Wednesday evening, President Donald Trump was asked about whether there would be a peaceful transfer of power. Trump replied—well, it was a bit hard to tell. Trump’s critics heard the president saying he wanted to throw out votes and wouldn’t relinquish power. His defenders conceded that he sounded stupid but simply meant that he intended to win.
That created a day of controversy, as pundits and fact-checkers tried to sort through Trumpian word salad and figure out what he said and what it meant.
This is no way to run a functioning democracy, but it is—if you believe Jared Kushner—all part of the president’s plan. As Bob Woodward explained to Atlantic editor in chief Jeffrey Goldberg Thursday at The Atlantic Festival, Kushner (who is both a senior adviser and son-in-law to the president) believes these controversies benefit the president by amplifying his talking points.
“Kushner’s explanation is, ‘The controversy elevates the message,’” Woodward said. “If you have a controversy that is more or less on your side, it’s going to help you.”
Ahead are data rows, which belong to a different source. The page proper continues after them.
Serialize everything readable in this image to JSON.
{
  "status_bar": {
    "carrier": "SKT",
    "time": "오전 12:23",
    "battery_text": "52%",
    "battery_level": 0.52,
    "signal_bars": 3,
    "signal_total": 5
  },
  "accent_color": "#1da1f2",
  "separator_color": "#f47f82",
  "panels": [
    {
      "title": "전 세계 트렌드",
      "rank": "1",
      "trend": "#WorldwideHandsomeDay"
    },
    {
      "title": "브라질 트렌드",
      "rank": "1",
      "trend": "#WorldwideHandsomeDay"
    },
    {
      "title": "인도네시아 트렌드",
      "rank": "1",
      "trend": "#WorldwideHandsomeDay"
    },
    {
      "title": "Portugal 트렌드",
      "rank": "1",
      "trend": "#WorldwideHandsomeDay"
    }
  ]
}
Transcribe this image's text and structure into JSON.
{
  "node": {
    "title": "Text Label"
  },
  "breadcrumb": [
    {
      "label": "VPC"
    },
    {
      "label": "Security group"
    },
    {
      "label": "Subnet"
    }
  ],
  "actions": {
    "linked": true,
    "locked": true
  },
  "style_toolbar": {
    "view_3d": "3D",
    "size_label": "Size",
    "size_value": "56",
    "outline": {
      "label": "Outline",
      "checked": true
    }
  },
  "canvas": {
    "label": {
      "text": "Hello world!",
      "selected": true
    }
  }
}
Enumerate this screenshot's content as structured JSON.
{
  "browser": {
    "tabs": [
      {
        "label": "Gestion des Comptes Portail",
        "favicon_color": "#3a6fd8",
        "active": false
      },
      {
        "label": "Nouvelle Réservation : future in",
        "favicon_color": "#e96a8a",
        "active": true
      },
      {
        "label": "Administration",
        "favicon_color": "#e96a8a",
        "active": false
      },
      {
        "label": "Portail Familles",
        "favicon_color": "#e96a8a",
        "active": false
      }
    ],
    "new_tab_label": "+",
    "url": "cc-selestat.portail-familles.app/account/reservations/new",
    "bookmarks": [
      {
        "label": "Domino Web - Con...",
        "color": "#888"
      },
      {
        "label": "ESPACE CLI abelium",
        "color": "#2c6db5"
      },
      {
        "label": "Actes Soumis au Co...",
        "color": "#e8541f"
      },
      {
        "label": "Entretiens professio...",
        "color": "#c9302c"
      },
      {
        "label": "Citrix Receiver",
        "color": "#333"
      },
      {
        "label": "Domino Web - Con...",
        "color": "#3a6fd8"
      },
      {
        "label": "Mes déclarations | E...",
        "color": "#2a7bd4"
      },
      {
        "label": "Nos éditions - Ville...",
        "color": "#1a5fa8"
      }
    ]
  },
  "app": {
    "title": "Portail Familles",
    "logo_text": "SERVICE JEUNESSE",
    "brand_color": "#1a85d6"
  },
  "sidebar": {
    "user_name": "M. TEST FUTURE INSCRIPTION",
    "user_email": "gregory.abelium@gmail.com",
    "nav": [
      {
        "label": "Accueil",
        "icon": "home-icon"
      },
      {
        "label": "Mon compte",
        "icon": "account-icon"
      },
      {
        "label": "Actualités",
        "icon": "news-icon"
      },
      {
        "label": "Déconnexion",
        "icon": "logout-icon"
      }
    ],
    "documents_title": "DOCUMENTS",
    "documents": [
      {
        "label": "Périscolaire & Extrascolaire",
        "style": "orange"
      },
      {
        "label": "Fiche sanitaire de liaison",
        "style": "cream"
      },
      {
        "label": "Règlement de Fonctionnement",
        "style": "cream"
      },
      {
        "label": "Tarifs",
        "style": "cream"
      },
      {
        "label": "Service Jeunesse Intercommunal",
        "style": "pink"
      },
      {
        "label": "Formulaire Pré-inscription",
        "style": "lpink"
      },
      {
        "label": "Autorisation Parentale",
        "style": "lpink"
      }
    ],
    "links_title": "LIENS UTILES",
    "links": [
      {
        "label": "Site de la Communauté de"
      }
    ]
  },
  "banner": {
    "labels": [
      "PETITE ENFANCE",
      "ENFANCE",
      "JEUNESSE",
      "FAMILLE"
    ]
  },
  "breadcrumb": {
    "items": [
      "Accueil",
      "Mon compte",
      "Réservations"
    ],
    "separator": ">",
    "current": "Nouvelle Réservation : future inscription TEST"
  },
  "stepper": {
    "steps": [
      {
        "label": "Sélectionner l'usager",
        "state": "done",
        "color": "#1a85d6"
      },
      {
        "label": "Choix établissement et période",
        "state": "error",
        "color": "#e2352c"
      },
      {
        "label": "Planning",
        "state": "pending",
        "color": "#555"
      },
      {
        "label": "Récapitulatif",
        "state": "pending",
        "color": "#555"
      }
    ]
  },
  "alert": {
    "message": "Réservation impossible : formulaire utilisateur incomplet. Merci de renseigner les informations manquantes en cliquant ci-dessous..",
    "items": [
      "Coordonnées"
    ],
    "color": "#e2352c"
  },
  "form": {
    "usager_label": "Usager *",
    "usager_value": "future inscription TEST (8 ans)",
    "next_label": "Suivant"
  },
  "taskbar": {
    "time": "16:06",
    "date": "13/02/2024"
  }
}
Take the economy. Trump is prone to exaggeration about the state of the economy, especially prior to the coronavirus pandemic—routinely labeling it the greatest in American or world history. Such claims are wildly overblown, but that not only doesn’t matter, but is part of the point. The hyperbole invites disputes from Democrats and fact-checkers, which is fine with the White House, because this merely prolongs the focus on the economy. Meanwhile (Kushner maintains), ordinary Americans hear the dispute and understand that Trump is exaggerating, but don’t really care about the academic truth.